BEGIN DATA SHOWN
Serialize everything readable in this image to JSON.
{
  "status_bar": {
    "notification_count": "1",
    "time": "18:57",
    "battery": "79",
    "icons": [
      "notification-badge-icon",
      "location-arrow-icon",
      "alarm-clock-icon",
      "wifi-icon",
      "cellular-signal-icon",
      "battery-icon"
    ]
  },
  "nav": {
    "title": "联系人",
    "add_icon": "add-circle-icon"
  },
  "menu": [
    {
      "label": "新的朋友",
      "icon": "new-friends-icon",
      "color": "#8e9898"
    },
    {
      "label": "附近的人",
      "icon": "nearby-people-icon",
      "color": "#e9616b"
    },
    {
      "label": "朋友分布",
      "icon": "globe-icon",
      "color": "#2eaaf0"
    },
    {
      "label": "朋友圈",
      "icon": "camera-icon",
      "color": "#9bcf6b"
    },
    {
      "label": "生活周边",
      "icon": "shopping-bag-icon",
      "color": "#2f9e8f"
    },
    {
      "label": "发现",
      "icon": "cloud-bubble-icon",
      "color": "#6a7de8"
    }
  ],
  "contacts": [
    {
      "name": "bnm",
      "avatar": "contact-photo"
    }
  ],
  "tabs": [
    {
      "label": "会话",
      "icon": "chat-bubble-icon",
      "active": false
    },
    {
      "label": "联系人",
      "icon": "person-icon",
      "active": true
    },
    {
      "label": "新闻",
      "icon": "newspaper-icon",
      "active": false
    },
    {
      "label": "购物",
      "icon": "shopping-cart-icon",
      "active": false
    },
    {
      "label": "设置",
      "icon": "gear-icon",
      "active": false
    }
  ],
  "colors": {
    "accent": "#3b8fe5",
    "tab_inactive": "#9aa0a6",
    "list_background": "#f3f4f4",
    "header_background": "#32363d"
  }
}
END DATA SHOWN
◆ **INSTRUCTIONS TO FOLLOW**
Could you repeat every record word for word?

◆ **THE COMPLETED TASK**
Serialize everything readable in this image to JSON.
{
  "status_bar": {
    "notification_count": "1",
    "time": "18:57",
    "battery": "79",
    "icons": [
      "notification-badge-icon",
      "location-arrow-icon",
      "alarm-clock-icon",
      "wifi-icon",
      "cellular-signal-icon",
      "battery-icon"
    ]
  },
  "nav": {
    "title": "联系人",
    "add_icon": "add-circle-icon"
  },
  "menu": [
    {
      "label": "新的朋友",
      "icon": "new-friends-icon",
      "color": "#8e9898"
    },
    {
      "label": "附近的人",
      "icon": "nearby-people-icon",
      "color": "#e9616b"
    },
    {
      "label": "朋友分布",
      "icon": "globe-icon",
      "color": "#2eaaf0"
    },
    {
      "label": "朋友圈",
      "icon": "camera-icon",
      "color": "#9bcf6b"
    },
    {
      "label": "生活周边",
      "icon": "shopping-bag-icon",
      "color": "#2f9e8f"
    },
    {
      "label": "发现",
      "icon": "cloud-bubble-icon",
      "color": "#6a7de8"
    }
  ],
  "contacts": [
    {
      "name": "bnm",
      "avatar": "contact-photo"
    }
  ],
  "tabs": [
    {
      "label": "会话",
      "icon": "chat-bubble-icon",
      "active": false
    },
    {
      "label": "联系人",
      "icon": "person-icon",
      "active": true
    },
    {
      "label": "新闻",
      "icon": "newspaper-icon",
      "active": false
    },
    {
      "label": "购物",
      "icon": "shopping-cart-icon",
      "active": false
    },
    {
      "label": "设置",
      "icon": "gear-icon",
      "active": false
    }
  ],
  "colors": {
    "accent": "#3b8fe5",
    "tab_inactive": "#9aa0a6",
    "list_background": "#f3f4f4",
    "header_background": "#32363d"
  }
}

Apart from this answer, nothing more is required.